▶ RECORDED INFORMATION:
::::
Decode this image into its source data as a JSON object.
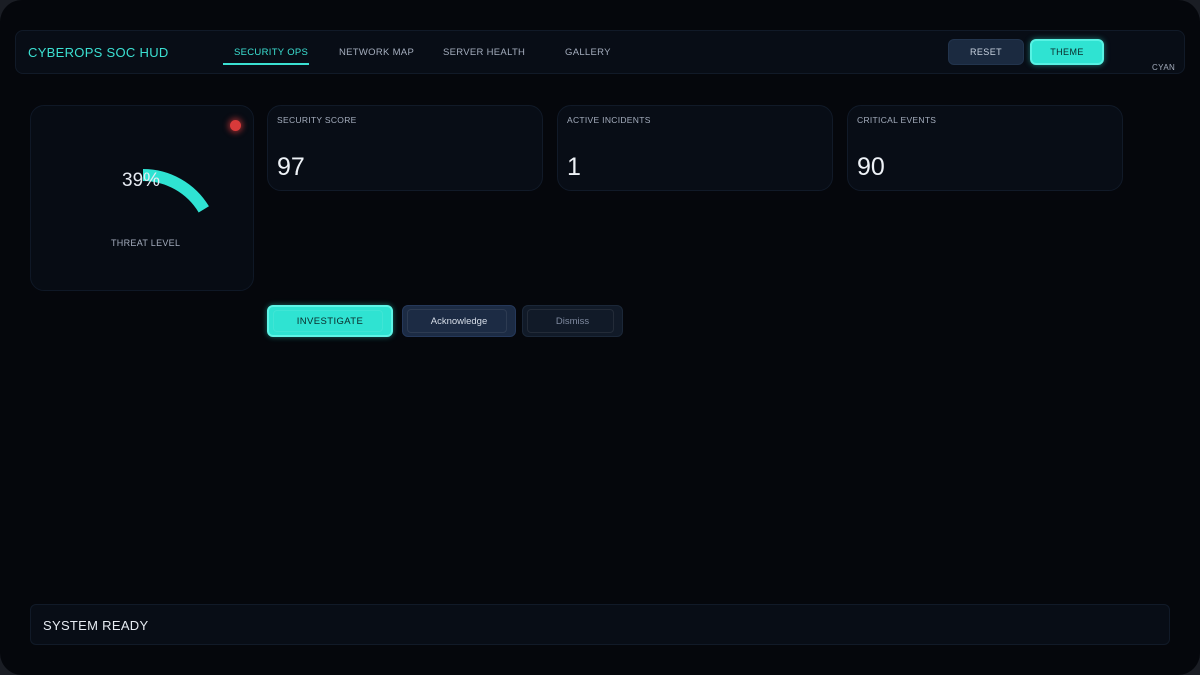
{
  "app": {
    "title": "CYBEROPS SOC HUD"
  },
  "nav": {
    "items": [
      {
        "label": "SECURITY OPS",
        "active": true
      },
      {
        "label": "NETWORK MAP",
        "active": false
      },
      {
        "label": "SERVER HEALTH",
        "active": false
      },
      {
        "label": "GALLERY",
        "active": false
      }
    ]
  },
  "toolbar": {
    "reset_label": "RESET",
    "theme_label": "THEME",
    "theme_value": "CYAN"
  },
  "gauge": {
    "value_text": "39%",
    "value": 39,
    "label": "THREAT LEVEL",
    "alert_icon": "alert-dot-icon"
  },
  "stats": [
    {
      "label": "SECURITY SCORE",
      "value": "97"
    },
    {
      "label": "ACTIVE INCIDENTS",
      "value": "1"
    },
    {
      "label": "CRITICAL EVENTS",
      "value": "90"
    }
  ],
  "actions": {
    "investigate_label": "INVESTIGATE",
    "acknowledge_label": "Acknowledge",
    "dismiss_label": "Dismiss"
  },
  "status": {
    "text": "SYSTEM READY"
  },
  "colors": {
    "accent": "#2fe3d2",
    "background": "#05070c",
    "alert": "#d83a3a"
  }
}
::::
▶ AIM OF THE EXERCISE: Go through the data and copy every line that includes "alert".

▶ SOLUTION TO THE EXERCISE:
    "alert_icon": "alert-dot-icon"
    "alert": "#d83a3a"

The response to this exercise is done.